Over the last five years, astonishing advances in ancient-DNA analysis have provided remarkable insight into Neanderthal genetics. As a result, the evolutionary connection between humans and Neanderthals has been severed. In other words, evolutionary biologists no longer think of Neanderthals as a transitional species linking the primitive bipedal primates, such as Homo erectus, to modern humans.
This stunning conclusion comes from analysis of mitochondrial DNA recovered and sequenced from Neanderthal remains.1 DNA sequencing refers to the process of determining the exact order of the chemical building blocks (bases A, T, C, and G) that comprise DNA strands. The average percent and locations of the differences between Neanderthal and human DNA sequences indicate that Neanderthals did not evolve into humans.
Researchers conducted the first studies on three distinct specimens that date between 30,000 and possibly 100,000 years in age, from three locations in the Neanderthal’s range (Germany, Russia, and Croatia). The DNA sequences obtained for all three Neanderthal specimens display remarkable agreement with one another. In fact, the DNA sequences vary by only about 3.7%. This sequence diversity compares favorably to that measured for modern humans (3.4%). Such similarity within the species, but dissimilarity between the species, indicates that these animals did not make any genetic (hence, evolutionary) contribution to modern humans.
More recently, scientists have isolated, amplified, and sequenced mitochondrial DNA for two more Neanderthal specimens. The specimens were recovered from new excavations of Feldhofer cave deposits—the location in the Neander Valley, Germany, where Neanderthal remains were first discovered.2 The DNA sequences of these two newly discovered specimens closely agree with those obtained for the three earlier studies and fall within the parameters for Neanderthal genetic diversity.

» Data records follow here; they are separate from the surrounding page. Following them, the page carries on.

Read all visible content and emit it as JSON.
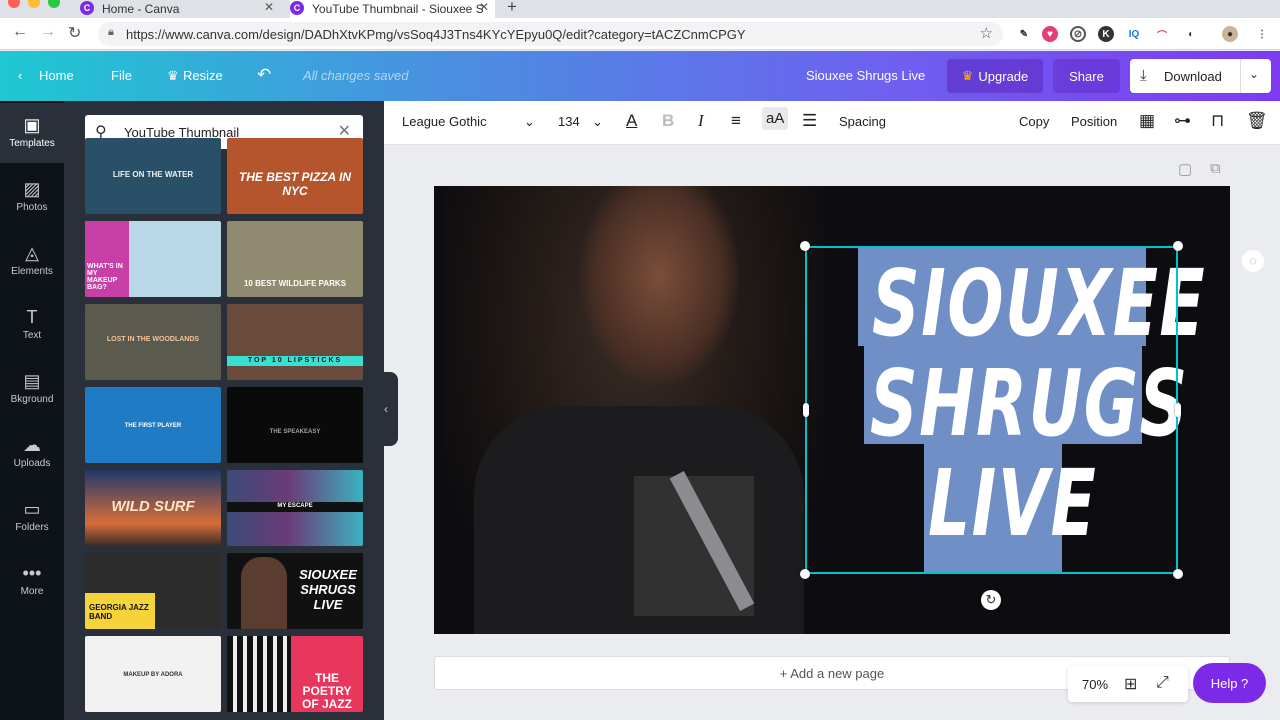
{
  "browser": {
    "tabs": [
      {
        "title": "Home - Canva",
        "favicon": "C"
      },
      {
        "title": "YouTube Thumbnail - Siouxee S",
        "favicon": "C"
      }
    ],
    "url": "https://www.canva.com/design/DADhXtvKPmg/vsSoq4J3Tns4KYcYEpyu0Q/edit?category=tACZCnmCPGY"
  },
  "header": {
    "home": "Home",
    "file": "File",
    "resize": "Resize",
    "saved_status": "All changes saved",
    "design_title": "Siouxee Shrugs Live",
    "upgrade": "Upgrade",
    "share": "Share",
    "download": "Download"
  },
  "rail": [
    {
      "label": "Templates",
      "icon": "templates-icon"
    },
    {
      "label": "Photos",
      "icon": "photos-icon"
    },
    {
      "label": "Elements",
      "icon": "elements-icon"
    },
    {
      "label": "Text",
      "icon": "text-icon"
    },
    {
      "label": "Bkground",
      "icon": "background-icon"
    },
    {
      "label": "Uploads",
      "icon": "uploads-icon"
    },
    {
      "label": "Folders",
      "icon": "folders-icon"
    },
    {
      "label": "More",
      "icon": "more-icon"
    }
  ],
  "search": {
    "value": "YouTube Thumbnail"
  },
  "templates": [
    {
      "text": "LIFE ON THE WATER",
      "bg": "#2a5068",
      "fg": "#e8f1f5"
    },
    {
      "text": "THE BEST PIZZA IN NYC",
      "bg": "#b4552d",
      "fg": "#ffffff"
    },
    {
      "text": "WHAT'S IN MY MAKEUP BAG?",
      "bg": "#b9d7e6",
      "fg": "#ffffff"
    },
    {
      "text": "10 BEST WILDLIFE PARKS",
      "bg": "#8f8a70",
      "fg": "#ffffff"
    },
    {
      "text": "LOST IN THE WOODLANDS",
      "bg": "#5b5a4e",
      "fg": "#f0c49a"
    },
    {
      "text": "TOP 10 LIPSTICKS",
      "bg": "#6a4a3a",
      "fg": "#111111"
    },
    {
      "text": "THE FIRST PLAYER",
      "bg": "#1f7bc4",
      "fg": "#ffffff"
    },
    {
      "text": "THE SPEAKEASY",
      "bg": "#0a0a0a",
      "fg": "#9aa49a"
    },
    {
      "text": "WILD SURF",
      "bg": "#b35a3c",
      "fg": "#ffe4c8"
    },
    {
      "text": "MY ESCAPE",
      "bg": "#3b4b77",
      "fg": "#ffffff"
    },
    {
      "text": "GEORGIA JAZZ BAND",
      "bg": "#2c2c2c",
      "fg": "#111111"
    },
    {
      "text": "SIOUXEE SHRUGS LIVE",
      "bg": "#111111",
      "fg": "#ffffff"
    },
    {
      "text": "MAKEUP BY ADORA",
      "bg": "#f2f2f2",
      "fg": "#333333"
    },
    {
      "text": "THE POETRY OF JAZZ",
      "bg": "#e8365d",
      "fg": "#ffffff"
    }
  ],
  "toolbar": {
    "font": "League Gothic",
    "size": "134",
    "case": "aA",
    "spacing": "Spacing",
    "copy": "Copy",
    "position": "Position"
  },
  "canvas": {
    "lines": [
      "SIOUXEE",
      "SHRUGS",
      "LIVE"
    ],
    "highlight_color": "#6f8fc6",
    "selection_color": "#00c4cc"
  },
  "footer": {
    "add_page": "+ Add a new page",
    "zoom": "70%",
    "help": "Help ?"
  },
  "colors": {
    "accent": "#7d2ae8",
    "rail_bg": "#0e1318",
    "panel_bg": "#293039"
  }
}
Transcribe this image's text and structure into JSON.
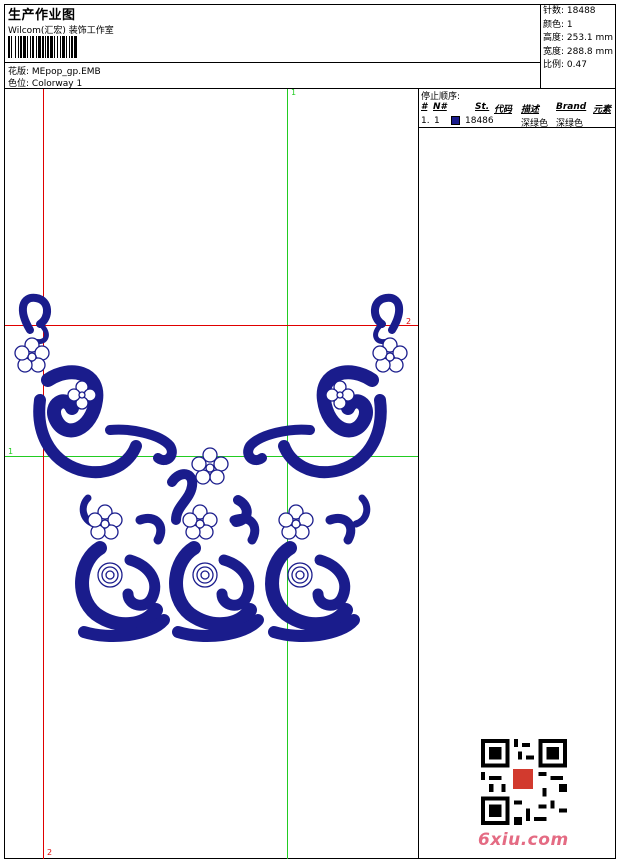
{
  "header": {
    "title": "生产作业图",
    "studio": "Wilcom(汇宏) 装饰工作室",
    "design_label": "花版:",
    "design_value": "MEpop_gp.EMB",
    "colorway_label": "色位:",
    "colorway_value": "Colorway 1"
  },
  "stats": {
    "stitches": "针数: 18488",
    "colors": "颜色: 1",
    "height": "高度: 253.1 mm",
    "width": "宽度: 288.8 mm",
    "scale": "比例: 0.47"
  },
  "stop_sequence": {
    "title": "停止顺序:",
    "columns": [
      "#",
      "N#",
      "St.",
      "代码",
      "描述",
      "Brand",
      "元素"
    ],
    "rows": [
      {
        "index": "1.",
        "needle": "1",
        "stitches": "18486",
        "desc": "深绿色",
        "brand": "深绿色",
        "swatch": "#1a1c8c"
      }
    ]
  },
  "guides": {
    "green_top": "1",
    "green_left": "1",
    "red_right": "2",
    "red_bottom": "2"
  },
  "colors": {
    "thread": "#1a1c8c",
    "guide_red": "#e00000",
    "guide_green": "#22cc22"
  },
  "watermark": "6xiu.com"
}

Ancient-DNA analysis makes many scientists uneasy, since contamination can readily creep in during the isolation and amplification processes. This wariness, however, can be confidently dispelled for the Neanderthal mitochondrial DNA sequences since independent research teams have generated consistent results for five different specimens. The conclusion is undeniable: Neanderthals did not give rise to modern humans.

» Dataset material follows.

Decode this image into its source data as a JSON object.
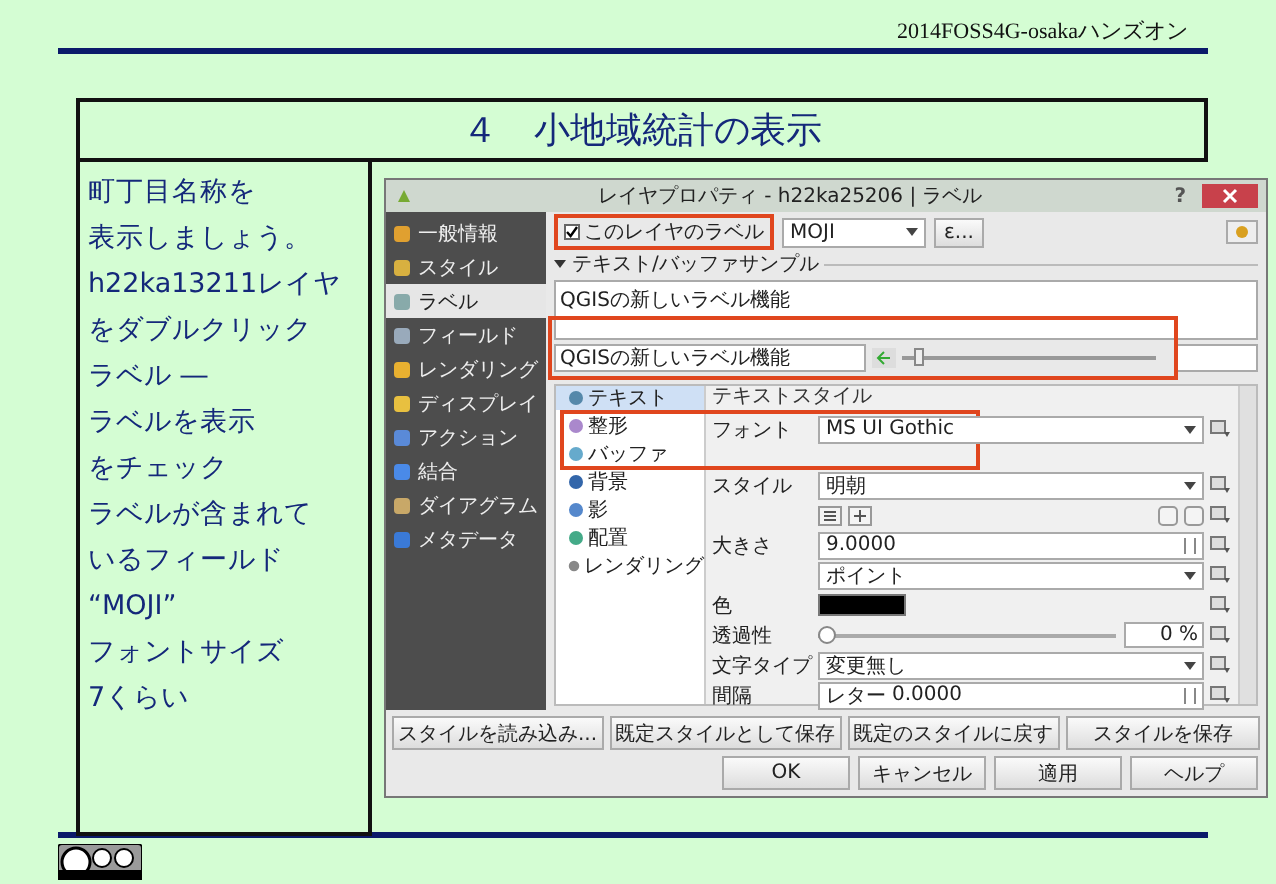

- Matthias Krings et al., "Neanderthal DNA Sequences and the Origin of Modern Humans," Cell 90 (1997): 19-30; Matthias Krings et al., "DNA Sequence of the Mitochondrial Hypervariable Region II from the Neanderthal Type Specimen," Proceedings of the National Academy of Sciences, USA 96 (1999): 5581-85; Igor V. Ovchinnikov et al., "Molecular Analysis of Neanderthal DNA from the Northern Caucasus," Nature 404 (2000): 490-93; Matthias Krings et al., "A View of Neanderthal Genetic Diversity," Nature Genetics 26 (2000): 144-46.
- Ralf W. Schmitz et al., "The Neanderthal Type Site Revisited: Interdisciplinary Investigations of Skeletal Remains from the Neander Valley, Germany," Proceedings of the National Academy of Sciences, USA 99 (2002): 13342-47.